**Instructions to follow**
Among the entries that follow, how many lines contain the string "subtitle"? Write the number alone.

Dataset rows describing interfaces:
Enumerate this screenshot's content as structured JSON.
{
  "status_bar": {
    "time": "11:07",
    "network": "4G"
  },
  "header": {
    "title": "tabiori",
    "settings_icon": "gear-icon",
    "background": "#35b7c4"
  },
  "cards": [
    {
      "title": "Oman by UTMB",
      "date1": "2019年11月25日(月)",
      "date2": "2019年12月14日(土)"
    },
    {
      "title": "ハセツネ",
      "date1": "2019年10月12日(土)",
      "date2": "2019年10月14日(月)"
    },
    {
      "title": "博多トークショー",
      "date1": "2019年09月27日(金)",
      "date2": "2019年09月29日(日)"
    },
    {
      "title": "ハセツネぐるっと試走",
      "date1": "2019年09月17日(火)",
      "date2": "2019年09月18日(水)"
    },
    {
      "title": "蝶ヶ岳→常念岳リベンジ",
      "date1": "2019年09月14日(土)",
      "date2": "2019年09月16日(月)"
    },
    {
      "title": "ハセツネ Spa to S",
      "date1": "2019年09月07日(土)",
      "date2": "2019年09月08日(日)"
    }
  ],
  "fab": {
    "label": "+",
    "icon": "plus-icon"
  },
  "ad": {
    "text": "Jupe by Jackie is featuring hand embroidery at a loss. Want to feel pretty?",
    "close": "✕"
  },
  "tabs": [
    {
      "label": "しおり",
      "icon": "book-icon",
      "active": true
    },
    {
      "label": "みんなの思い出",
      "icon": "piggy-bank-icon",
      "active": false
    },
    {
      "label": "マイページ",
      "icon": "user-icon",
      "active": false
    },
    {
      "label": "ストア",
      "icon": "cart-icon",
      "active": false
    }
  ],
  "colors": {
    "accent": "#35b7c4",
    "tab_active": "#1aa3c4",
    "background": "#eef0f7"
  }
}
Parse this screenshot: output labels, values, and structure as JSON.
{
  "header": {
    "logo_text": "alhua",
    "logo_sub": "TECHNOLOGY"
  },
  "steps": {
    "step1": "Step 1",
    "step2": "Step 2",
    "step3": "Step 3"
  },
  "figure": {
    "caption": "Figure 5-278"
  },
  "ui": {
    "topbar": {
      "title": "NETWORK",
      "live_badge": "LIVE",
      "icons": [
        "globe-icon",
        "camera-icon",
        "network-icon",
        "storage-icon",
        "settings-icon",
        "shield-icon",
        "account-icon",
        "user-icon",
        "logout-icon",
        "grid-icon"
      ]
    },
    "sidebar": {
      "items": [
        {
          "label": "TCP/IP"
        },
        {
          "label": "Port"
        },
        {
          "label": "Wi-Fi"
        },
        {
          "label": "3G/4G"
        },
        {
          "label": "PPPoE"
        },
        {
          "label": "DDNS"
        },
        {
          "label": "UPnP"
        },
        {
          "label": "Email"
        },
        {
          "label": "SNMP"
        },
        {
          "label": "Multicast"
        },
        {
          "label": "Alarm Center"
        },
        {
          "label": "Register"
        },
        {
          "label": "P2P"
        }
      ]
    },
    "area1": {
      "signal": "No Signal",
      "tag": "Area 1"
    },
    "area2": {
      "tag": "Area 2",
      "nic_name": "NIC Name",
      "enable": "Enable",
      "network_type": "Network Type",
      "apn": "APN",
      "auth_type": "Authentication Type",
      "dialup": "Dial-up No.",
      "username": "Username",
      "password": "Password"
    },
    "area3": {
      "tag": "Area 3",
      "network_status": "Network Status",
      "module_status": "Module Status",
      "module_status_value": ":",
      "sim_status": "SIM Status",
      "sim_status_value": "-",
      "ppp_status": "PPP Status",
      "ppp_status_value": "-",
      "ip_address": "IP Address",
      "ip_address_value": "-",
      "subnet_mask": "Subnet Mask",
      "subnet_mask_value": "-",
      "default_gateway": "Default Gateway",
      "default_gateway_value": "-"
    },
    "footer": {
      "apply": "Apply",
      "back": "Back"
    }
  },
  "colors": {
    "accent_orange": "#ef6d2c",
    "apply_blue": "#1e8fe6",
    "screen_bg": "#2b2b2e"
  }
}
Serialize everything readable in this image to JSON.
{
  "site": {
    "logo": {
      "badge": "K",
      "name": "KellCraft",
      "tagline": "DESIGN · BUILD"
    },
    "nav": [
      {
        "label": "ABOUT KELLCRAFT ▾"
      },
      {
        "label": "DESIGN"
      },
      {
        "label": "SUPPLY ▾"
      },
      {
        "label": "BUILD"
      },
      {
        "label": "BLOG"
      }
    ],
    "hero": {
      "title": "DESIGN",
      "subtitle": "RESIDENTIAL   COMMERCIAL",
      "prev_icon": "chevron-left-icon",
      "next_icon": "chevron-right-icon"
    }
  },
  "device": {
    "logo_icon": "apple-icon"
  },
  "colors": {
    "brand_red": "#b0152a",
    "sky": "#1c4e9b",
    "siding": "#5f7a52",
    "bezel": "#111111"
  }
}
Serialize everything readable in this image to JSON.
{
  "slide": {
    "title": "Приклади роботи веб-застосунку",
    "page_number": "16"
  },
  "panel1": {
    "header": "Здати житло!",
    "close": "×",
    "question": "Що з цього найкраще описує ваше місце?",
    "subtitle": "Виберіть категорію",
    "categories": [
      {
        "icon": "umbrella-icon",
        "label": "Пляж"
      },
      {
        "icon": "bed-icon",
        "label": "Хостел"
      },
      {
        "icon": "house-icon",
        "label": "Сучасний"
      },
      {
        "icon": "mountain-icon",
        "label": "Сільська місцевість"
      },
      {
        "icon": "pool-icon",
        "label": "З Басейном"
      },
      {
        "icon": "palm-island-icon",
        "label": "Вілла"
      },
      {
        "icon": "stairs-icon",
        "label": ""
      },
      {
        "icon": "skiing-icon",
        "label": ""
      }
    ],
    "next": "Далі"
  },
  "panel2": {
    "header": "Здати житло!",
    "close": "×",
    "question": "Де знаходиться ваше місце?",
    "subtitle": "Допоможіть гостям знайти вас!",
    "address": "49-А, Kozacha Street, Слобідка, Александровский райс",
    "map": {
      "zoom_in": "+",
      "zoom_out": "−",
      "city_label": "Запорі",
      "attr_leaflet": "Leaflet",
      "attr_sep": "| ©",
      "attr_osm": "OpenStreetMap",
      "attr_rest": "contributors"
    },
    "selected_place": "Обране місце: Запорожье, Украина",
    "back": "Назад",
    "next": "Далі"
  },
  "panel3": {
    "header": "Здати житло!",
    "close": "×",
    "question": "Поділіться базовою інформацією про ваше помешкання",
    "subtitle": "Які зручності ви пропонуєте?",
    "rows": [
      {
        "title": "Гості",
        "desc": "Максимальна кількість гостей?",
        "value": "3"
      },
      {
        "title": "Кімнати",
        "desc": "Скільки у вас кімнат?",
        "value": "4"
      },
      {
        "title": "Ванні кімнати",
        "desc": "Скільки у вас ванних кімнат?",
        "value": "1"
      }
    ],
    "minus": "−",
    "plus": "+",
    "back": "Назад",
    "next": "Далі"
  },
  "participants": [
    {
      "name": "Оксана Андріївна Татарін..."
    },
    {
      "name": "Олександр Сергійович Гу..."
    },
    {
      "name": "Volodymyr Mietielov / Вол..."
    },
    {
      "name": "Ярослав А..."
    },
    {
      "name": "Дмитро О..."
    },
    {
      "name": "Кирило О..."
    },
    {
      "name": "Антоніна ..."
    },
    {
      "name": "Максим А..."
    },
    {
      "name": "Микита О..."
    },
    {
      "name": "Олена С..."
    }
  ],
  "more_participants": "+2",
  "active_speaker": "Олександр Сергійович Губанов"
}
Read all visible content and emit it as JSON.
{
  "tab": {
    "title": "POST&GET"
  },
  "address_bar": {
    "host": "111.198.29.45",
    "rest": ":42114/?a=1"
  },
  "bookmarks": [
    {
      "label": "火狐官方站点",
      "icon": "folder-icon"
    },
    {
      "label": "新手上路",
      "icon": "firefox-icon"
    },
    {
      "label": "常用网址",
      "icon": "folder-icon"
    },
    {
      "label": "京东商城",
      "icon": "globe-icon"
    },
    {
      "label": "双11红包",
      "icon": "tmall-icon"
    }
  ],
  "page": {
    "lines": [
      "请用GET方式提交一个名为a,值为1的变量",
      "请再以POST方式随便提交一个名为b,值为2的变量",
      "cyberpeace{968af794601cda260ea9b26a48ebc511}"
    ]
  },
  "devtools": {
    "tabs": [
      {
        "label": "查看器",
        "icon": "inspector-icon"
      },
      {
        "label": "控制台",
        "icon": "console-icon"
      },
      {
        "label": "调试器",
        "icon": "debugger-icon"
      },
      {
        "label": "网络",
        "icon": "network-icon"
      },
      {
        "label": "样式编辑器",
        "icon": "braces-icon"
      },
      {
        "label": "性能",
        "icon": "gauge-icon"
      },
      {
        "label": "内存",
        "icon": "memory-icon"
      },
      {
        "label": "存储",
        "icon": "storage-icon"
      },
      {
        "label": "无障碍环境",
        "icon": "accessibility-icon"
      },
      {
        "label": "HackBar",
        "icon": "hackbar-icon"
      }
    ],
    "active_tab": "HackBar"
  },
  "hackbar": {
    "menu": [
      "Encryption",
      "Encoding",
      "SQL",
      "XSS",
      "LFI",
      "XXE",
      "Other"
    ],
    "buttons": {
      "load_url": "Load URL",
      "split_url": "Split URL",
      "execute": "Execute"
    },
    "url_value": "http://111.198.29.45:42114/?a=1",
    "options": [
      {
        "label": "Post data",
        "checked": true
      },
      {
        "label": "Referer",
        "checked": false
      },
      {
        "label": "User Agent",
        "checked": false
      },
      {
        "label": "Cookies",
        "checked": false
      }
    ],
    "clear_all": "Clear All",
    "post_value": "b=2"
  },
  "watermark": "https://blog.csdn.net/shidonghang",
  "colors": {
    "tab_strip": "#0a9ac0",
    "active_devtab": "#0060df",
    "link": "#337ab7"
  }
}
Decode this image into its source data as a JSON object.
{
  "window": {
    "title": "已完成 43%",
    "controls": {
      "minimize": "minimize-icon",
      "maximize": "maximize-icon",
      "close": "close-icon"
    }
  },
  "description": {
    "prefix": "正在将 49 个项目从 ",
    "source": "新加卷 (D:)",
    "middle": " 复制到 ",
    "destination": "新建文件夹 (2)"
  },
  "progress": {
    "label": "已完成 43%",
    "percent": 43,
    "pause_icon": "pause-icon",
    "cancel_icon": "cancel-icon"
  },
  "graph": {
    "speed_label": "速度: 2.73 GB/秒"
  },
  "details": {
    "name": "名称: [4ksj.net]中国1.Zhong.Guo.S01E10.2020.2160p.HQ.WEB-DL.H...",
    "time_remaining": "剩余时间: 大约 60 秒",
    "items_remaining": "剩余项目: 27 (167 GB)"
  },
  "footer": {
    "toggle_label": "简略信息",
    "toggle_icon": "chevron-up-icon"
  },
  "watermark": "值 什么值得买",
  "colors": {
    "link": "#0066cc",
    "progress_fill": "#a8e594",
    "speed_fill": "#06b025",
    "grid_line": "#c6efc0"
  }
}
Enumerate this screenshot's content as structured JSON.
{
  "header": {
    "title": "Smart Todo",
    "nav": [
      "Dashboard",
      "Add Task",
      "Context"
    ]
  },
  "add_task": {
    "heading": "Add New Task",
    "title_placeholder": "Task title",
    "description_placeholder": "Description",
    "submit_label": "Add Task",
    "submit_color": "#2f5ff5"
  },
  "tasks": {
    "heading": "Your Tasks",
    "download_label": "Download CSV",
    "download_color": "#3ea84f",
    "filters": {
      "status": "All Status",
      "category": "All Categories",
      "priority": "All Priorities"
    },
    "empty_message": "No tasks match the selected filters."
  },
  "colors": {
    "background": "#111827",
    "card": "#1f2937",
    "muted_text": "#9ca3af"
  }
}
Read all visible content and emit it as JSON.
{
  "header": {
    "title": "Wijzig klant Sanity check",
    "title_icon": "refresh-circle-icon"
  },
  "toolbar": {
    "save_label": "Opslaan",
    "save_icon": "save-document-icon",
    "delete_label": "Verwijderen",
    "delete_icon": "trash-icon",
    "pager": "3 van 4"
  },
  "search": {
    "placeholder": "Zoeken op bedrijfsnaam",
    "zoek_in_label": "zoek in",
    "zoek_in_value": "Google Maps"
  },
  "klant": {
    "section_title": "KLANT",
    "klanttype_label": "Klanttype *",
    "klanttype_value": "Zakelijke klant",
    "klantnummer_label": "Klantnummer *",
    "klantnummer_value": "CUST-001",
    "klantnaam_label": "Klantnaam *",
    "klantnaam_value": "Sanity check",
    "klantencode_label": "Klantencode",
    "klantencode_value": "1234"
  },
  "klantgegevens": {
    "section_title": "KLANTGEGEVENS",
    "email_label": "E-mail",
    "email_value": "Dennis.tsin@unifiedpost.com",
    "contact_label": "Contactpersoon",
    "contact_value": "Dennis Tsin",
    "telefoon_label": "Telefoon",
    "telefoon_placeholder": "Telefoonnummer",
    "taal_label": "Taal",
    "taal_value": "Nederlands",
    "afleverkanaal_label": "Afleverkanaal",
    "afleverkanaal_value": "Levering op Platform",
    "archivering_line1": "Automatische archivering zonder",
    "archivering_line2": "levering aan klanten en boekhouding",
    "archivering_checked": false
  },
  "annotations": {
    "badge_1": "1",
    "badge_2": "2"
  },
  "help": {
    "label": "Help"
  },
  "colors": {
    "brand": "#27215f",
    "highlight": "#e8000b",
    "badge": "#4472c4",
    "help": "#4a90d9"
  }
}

**Answer section**
4